less than success. We have been in
contact with several participants from groups similar to ours who participated
in the relicensing of Alcoa’s Tapoco project, some of whom have been through
this process more than once. We
asked for their advice on several issues and their recommendations will be used
to help maximize our chances of obtaining our goals.
This will mean hundreds of hours of personal involvement over the next 36
months for those actually attending the meetings with many expenses coming out
of their own pockets. If we are not
successful it could mean
and the residents of Davidson and Rowan counties are at the mercy of APGI or
even the interests from SC for the next 50 years.
We do not feel it is acceptable for private industry or those downstream
with their own interests in mind to control what happens here just because they
have the funds available to ensure success.
We have made a firm commitment that we will not allow any reasonable
amount of money to prohibit us from succeeding.
This is the one area we will need the most help from you.
When we started this endeavor we were determined to keep
our expenses to a minimum and avoid asking for membership dues from those
wishing to join our organization. At
that time we felt it was more important to be sure we represented as many people
as possible. We are now a group of
approximately 7000 concerned citizens and growing daily.
We will continue to increase our numbers until the whole process is
complete and we will NOT require anyone to pay membership dues to join us.
We have held several fund raisers to date and relied on occasional
donations to cover our expenses.
Those who have actually participated in this process before
have encouraged us to become financially prepared for the coming months. Their
recommendation is for us to raise somewhere between $10,000 and $30,000 to be
adequately prepared. We have decided
to create a contingency fund of at least $25,000.
While this would only amount to a little more than $3 from each of our
members, we realistically expect only a small percentage will donate.
When the time comes, if we do not have enough funding available we will
work with other groups to pool our resources toward common goals.
Additionally we may be forced into having emergency fund raising drives,
but we will NOT fail due to lack of funding.
The stakes are very high for everyone involved.
The changes requested by APGI

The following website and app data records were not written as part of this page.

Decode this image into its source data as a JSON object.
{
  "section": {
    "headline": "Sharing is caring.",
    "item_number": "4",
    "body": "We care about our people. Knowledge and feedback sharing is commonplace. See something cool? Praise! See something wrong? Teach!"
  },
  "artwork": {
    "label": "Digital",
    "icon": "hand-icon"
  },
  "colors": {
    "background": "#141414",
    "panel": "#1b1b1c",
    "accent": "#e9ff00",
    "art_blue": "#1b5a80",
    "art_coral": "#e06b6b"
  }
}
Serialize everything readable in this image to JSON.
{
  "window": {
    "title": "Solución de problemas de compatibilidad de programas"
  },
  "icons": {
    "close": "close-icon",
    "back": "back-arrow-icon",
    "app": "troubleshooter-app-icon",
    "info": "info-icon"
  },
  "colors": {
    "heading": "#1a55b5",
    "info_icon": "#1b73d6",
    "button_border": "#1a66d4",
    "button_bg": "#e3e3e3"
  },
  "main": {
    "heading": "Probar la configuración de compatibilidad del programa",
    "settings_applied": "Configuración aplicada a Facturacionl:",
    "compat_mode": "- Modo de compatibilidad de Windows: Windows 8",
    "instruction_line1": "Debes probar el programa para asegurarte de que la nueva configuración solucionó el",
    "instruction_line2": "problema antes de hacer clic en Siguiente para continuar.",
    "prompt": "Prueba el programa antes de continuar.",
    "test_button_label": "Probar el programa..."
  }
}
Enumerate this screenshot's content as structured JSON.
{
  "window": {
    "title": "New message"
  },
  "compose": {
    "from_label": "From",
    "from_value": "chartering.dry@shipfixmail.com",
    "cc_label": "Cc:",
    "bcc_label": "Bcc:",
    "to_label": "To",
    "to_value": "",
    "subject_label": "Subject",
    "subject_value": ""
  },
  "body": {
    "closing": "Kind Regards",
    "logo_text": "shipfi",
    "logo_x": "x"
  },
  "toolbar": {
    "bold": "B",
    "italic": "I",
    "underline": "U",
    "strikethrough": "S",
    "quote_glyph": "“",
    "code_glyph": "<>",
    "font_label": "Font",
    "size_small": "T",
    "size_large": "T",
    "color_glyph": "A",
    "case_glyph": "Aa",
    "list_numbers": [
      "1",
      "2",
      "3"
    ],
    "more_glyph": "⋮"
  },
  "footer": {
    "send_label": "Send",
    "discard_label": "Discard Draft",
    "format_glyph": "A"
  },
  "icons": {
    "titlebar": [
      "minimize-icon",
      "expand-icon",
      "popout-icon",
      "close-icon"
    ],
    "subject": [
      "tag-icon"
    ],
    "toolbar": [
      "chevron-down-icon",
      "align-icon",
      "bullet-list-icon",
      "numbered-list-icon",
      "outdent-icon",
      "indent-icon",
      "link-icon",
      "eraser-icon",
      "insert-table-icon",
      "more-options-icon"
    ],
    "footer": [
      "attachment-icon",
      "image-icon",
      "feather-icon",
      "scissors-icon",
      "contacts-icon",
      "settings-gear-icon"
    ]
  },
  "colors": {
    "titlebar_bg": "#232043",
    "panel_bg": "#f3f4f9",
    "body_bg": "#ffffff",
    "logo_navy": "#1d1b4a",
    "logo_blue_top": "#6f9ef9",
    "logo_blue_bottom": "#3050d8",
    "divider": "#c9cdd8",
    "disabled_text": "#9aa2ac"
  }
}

in the Tapoco project are proof that beneficial changes can be made but they
will not come freely or easily. They
went from a 2 month recreational season and a 24 foot winter drawdown to a 7
month recreational season and a 10 foot maximum winter drawdown.
In making your decision to give, please consider what our
success would mean to you personally for the next 50 years.
What would water levels no more than 4 feet below full pond on a year
round basis mean to your recreational experiences at
? How would it affect the value of
your property? What affect would it
have on area businesses and the local economy?
How many tourism related jobs might be created within the region?
Maybe you could set aside just one or two dollars for each recreational
outing you will enjoy on
during the next 5 years. That’s a
tiny amount to ensure there is adequate water there when you arrive.
We are not asking anyone to give beyond their means but please consider
the above questions and then give whatever you can realistically afford.
request to remain anonymous, we will list each and every person and business who
donates to our efforts on the Sponsors page of our web site.
If we should have any funds left over when the process is
complete, we will let our membership decide what should be done with the funds.
The suggestions made so far include such things as:
the funds equally between several local charities in Davidson and Rowan
for some type of enhancements at the public boat landings that are not
included in the new license issued to APGI.
new/improved/additional navigation and warning markers around the lake.
some type of garbage receptacles at areas frequented by bank fishermen.
The possibilities of things beneficial to the lake and the
surrounding areas are almost unlimited and many of them will be identified in
the studies that will be done in the coming months.
Thank you for your
consideration and generosity!
SaveHighRockLake.org Board of Directors